Dropkick Murphys @ Rock City

It is no exaggeration to say that Boston rockers ‘The Dropkick Murphys’ brought the house down at Rock City on Monday evening with a frenetic, loud and simply outstanding live performance. With 27 songs, fans on stage including one on the mandolin for a time, covers, album tracks new and old and an energy level which spread from the band across the venue as a whole, the gig had absolutely everything, to the extent where the term ‘gig’ perhaps does not do the occasion justice; ‘experience’ would perhaps be closer to the mark.

Being amongst a crowd of a higher average age than myself, and only knowing a few songs in full before attending, it was a step into the unknown and I had no idea what to expect. By the time 3 songs had been played however, in particular the catchy and infectious lyrics of ‘The Boys Are Back’, I was completely immersed in the gig, as was every other person around me, with the band seemingly communicating with each member of the crowd directly as opposed to as a collective and as a consequence achieving the rare feat of making a venue seem smaller than it actually is, and therefore more intimate.

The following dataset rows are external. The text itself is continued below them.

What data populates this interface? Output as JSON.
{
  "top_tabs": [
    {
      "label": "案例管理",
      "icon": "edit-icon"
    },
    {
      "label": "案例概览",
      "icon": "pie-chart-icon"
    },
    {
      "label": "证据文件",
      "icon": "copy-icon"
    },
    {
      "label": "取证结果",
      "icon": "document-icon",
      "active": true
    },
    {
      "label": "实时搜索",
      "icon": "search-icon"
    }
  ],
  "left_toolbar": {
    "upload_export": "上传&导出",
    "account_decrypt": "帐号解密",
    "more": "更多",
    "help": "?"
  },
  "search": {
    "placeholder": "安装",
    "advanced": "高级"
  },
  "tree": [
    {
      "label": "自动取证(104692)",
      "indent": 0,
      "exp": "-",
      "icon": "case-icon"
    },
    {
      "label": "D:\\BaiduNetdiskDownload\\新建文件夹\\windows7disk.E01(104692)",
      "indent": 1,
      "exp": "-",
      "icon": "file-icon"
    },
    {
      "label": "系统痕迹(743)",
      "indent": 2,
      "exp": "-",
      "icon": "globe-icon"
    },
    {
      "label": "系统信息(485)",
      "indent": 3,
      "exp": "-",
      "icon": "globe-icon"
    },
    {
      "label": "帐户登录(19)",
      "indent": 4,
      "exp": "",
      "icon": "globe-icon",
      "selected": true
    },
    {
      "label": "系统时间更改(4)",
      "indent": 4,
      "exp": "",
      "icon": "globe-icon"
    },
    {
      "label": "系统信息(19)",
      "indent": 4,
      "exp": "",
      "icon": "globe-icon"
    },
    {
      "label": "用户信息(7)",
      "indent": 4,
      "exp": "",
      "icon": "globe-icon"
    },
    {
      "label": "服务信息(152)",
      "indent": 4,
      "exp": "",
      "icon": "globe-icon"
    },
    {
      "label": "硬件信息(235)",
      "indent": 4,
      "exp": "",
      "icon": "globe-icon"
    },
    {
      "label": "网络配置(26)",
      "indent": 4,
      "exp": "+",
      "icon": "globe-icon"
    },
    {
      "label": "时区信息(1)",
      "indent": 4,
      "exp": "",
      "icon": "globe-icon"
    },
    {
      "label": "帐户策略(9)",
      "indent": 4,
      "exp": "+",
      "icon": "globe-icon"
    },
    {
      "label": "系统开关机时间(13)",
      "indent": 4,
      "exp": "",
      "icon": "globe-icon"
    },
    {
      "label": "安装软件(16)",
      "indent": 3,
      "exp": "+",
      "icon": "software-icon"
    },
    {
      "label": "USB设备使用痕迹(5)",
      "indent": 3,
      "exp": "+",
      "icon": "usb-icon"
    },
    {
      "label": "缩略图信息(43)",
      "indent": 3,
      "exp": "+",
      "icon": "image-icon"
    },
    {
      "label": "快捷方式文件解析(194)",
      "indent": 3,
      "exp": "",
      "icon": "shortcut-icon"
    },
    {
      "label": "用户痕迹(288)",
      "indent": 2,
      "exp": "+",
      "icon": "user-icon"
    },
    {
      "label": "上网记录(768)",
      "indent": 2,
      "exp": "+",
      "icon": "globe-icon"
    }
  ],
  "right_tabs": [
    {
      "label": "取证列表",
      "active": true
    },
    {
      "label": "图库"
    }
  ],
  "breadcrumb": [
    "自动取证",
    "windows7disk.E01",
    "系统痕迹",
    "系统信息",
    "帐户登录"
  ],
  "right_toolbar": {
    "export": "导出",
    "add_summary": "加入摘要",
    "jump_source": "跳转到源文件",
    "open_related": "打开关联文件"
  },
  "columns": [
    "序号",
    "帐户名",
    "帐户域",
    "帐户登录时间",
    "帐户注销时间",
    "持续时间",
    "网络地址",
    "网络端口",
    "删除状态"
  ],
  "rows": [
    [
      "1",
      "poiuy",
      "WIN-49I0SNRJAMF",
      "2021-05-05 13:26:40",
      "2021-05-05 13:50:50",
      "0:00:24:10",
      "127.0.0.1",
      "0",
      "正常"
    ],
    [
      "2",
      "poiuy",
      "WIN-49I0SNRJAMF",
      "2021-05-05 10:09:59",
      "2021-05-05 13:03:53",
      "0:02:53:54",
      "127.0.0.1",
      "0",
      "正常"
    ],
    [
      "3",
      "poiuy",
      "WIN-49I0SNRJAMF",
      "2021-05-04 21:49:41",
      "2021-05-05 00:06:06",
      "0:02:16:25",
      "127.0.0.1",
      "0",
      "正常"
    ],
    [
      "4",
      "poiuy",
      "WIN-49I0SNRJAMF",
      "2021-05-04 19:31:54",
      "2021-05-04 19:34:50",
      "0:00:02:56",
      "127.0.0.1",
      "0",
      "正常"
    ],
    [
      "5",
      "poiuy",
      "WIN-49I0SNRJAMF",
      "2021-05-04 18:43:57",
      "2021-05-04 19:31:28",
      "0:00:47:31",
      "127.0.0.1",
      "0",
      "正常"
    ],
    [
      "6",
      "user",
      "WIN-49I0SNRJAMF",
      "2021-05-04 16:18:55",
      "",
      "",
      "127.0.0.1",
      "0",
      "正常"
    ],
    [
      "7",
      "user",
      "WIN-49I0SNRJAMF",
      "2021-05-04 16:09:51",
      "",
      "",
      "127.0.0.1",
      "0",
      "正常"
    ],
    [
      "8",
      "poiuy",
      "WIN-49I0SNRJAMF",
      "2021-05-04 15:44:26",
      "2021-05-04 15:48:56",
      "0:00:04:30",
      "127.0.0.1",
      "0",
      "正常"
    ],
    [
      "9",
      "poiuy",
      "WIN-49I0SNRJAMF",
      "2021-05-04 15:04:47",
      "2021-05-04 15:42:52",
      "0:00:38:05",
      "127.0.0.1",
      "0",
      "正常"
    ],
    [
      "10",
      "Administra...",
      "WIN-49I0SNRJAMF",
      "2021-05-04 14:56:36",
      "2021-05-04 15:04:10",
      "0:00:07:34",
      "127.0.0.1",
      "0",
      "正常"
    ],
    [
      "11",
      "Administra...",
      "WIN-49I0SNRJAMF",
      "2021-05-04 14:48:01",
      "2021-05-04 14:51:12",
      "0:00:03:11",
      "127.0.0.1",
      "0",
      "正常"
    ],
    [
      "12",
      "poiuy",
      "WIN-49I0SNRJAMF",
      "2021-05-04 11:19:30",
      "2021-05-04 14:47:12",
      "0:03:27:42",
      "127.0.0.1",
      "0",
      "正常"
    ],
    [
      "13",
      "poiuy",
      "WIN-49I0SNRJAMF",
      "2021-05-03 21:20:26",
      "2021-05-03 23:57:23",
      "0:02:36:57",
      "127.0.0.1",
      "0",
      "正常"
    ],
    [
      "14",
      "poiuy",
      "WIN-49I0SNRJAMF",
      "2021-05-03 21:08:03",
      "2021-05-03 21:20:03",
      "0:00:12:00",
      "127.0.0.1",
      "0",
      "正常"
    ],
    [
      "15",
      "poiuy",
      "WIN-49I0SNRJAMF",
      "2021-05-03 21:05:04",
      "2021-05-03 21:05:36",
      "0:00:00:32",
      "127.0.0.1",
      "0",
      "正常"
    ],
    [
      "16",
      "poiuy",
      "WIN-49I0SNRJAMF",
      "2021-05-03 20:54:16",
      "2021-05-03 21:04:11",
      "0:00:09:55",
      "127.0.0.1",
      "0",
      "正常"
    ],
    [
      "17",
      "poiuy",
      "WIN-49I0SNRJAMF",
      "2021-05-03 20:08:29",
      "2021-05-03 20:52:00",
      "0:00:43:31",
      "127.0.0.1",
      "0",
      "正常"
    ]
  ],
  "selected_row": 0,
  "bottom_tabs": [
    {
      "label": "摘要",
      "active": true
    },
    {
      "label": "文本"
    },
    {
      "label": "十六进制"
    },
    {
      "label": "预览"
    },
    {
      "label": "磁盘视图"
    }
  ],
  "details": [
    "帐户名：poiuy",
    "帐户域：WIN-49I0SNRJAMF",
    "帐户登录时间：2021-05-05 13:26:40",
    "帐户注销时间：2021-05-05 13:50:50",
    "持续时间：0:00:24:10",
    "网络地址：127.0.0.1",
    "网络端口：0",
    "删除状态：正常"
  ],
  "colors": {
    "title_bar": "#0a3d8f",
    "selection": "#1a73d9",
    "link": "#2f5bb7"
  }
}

The truth is, as the set progressed it became obvious – despite this being the first time I had been present at one of their shows – that this band are made for live gigs, and that this is the part of their ‘job’ (for want of a better way to put it!) that they wait for, and live for. ‘The State of Massachusetts’ went down a storm, ‘Rose Tattoo’ (yours truly’s personal favourite) was fantastic, their cover of Lulu’s ‘Here Comes The Night’ particularly memorable and unexpected. It would be impossible to go through the explosive, lengthy set song by song, yet it seems unfair to highlight aspects of the gig without making clear that weaknesses elsewhere were non-existent.

The absolute highlights? Their cover of ‘Fields of Athenry’, played at the request of an audience member, is one of the best versions of the popular song you will hear. Their cover of the famous Liverpool anthem ‘You’ll Never Walk Alone’, once getting over the fact it is very different to the original, is a very good listen. ‘Shipping Up To Boston’, which many know from the soundtrack to the film ‘The Departed’, predictably went down a storm.

But the best of the best of the best (apologies) had to be the lyrically powerful and incredibly well written ‘Worker’s Song’, sung with real emotion by band and audience alike and leaving a lasting impression I would expect on everyone fortunate enough to be present.

Put simply, despite best efforts superlatives cannot do ‘The Dropkick Murphys’ justice in terms of describing their ability to put on a live show. It does not matter whether you are a big fan, only know ‘Shipping Up To Boston’ or haven’t come across any of their music – if you get the chance to see them live, do not pass up the opportunity. You won’t be disappointed.